ABOUT THIS EXERCISE -
The lines of the records that include "综合服务费" should all be copied.

START TASK INPUT

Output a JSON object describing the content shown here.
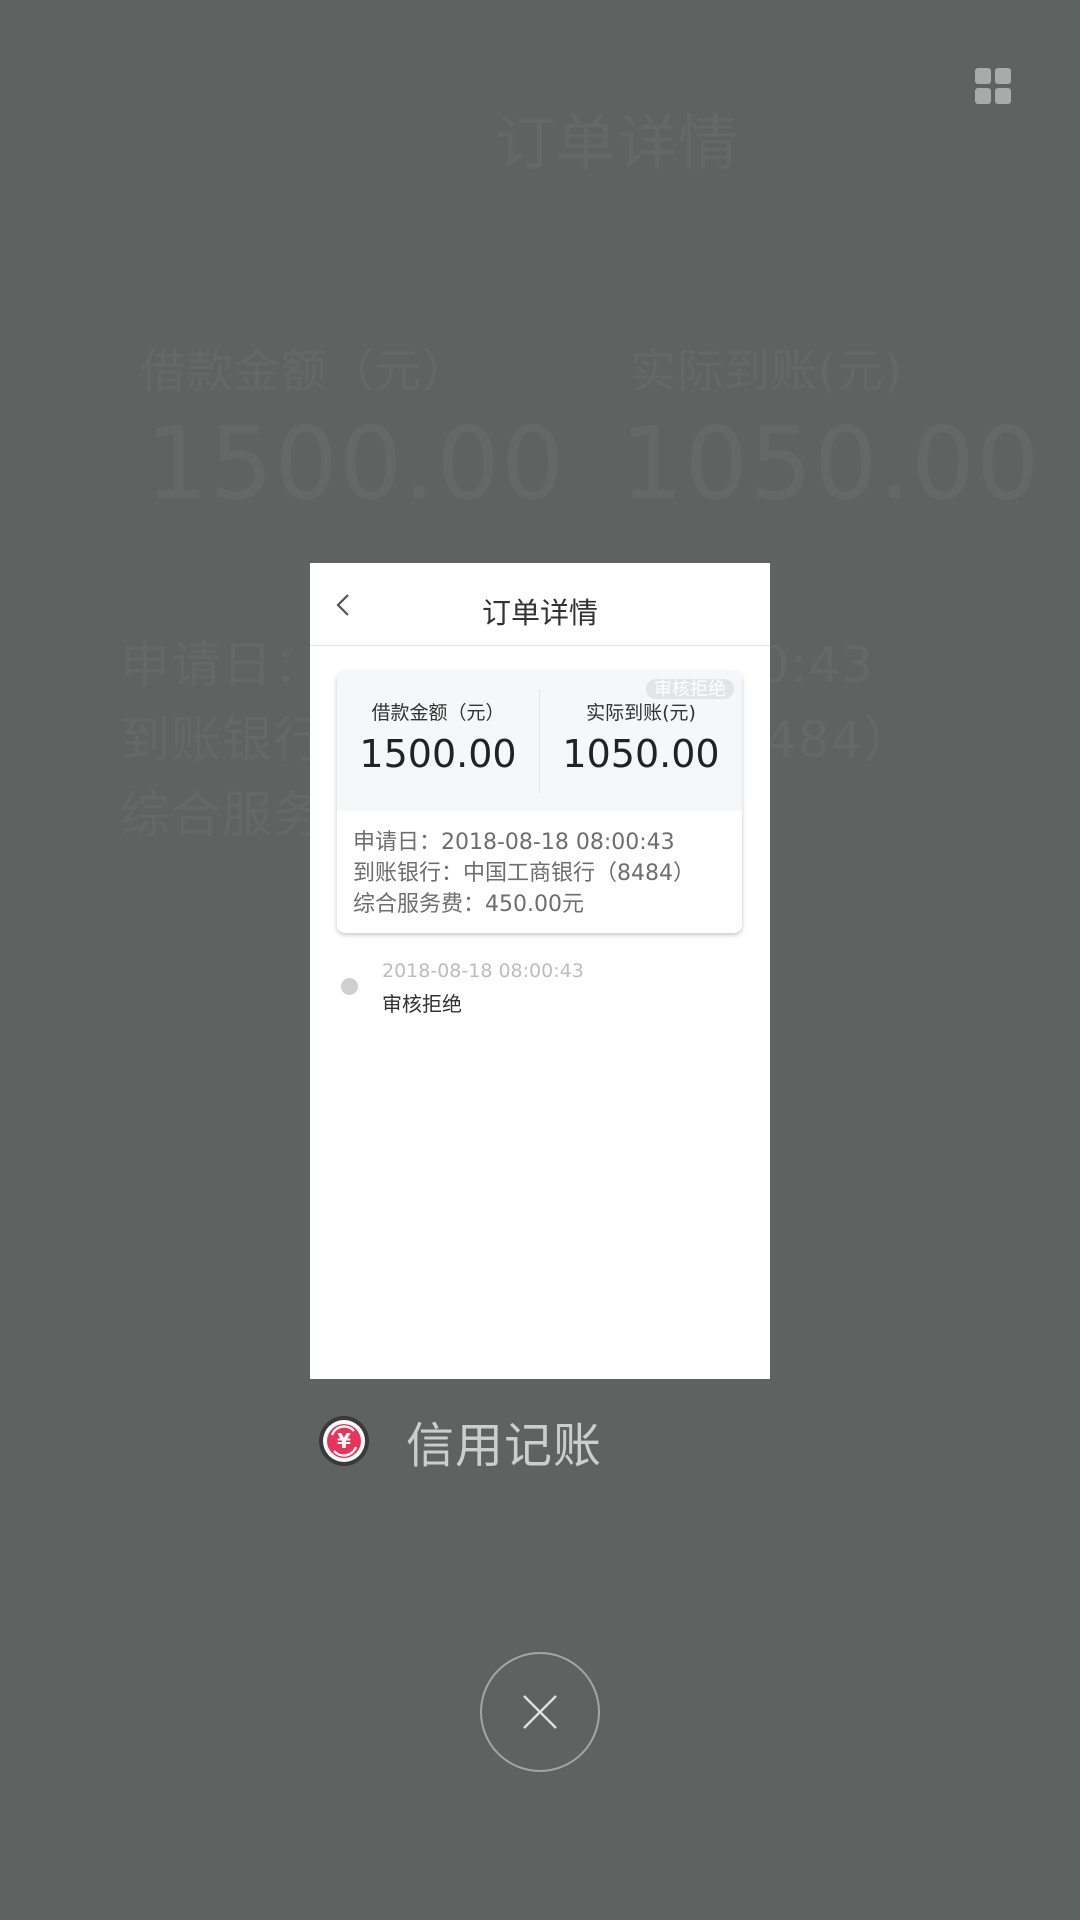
{
  "background_app": {
    "title": "订单详情",
    "label_left": "借款金额（元）",
    "label_right": "实际到账(元)",
    "amount_left": "1500.00",
    "amount_right": "1050.00",
    "line1": "申请日：2018-08-18 08:00:43",
    "line2": "到账银行：中国工商银行（8484）",
    "line3": "综合服务费：450.00元"
  },
  "recent_card": {
    "title": "订单详情",
    "status_badge": "审核拒绝",
    "loan_amount_label": "借款金额（元）",
    "loan_amount": "1500.00",
    "received_label": "实际到账(元)",
    "received_amount": "1050.00",
    "apply_date": "申请日：2018-08-18 08:00:43",
    "bank": "到账银行：中国工商银行（8484）",
    "service_fee": "综合服务费：450.00元",
    "timeline": [
      {
        "time": "2018-08-18 08:00:43",
        "status": "审核拒绝"
      }
    ]
  },
  "app": {
    "name": "信用记账",
    "icon": "yuan-refresh-icon"
  },
  "controls": {
    "grid_icon": "grid-icon",
    "close_icon": "close-icon"
  },
  "colors": {
    "overlay_bg": "#606262",
    "app_icon_accent": "#e8345a"
  }
}
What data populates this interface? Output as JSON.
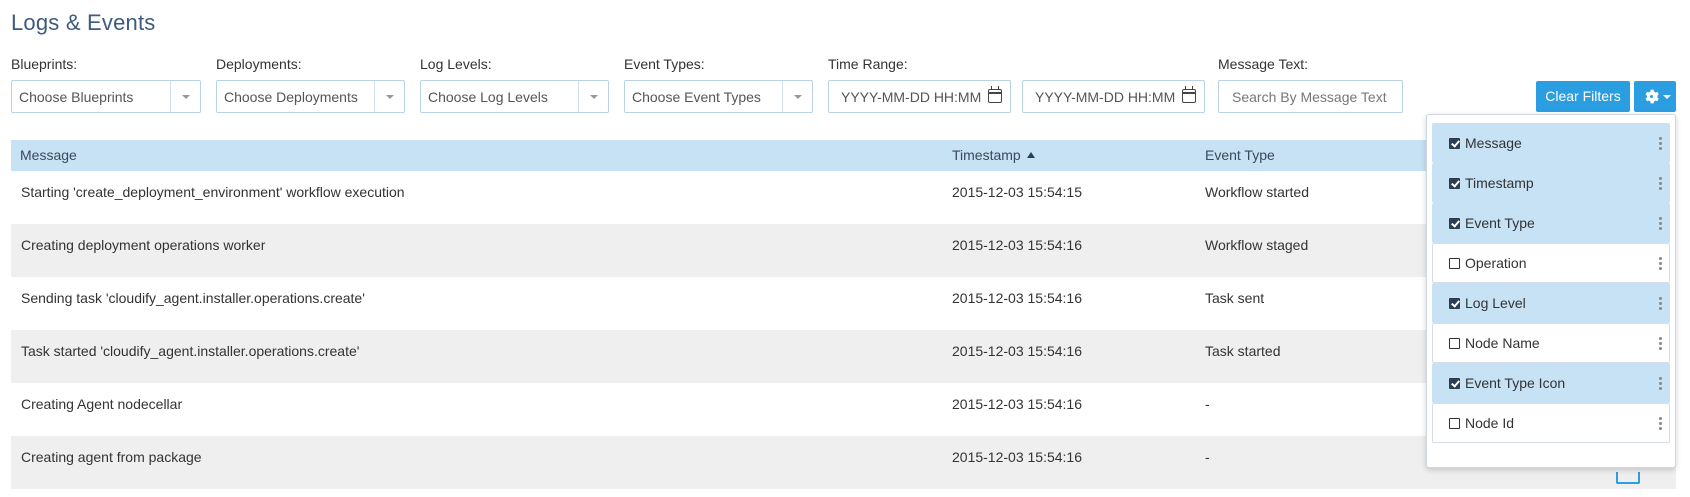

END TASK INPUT

RESPONSE BOX -
    "line3": "综合服务费：450.00元"
    "service_fee": "综合服务费：450.00元",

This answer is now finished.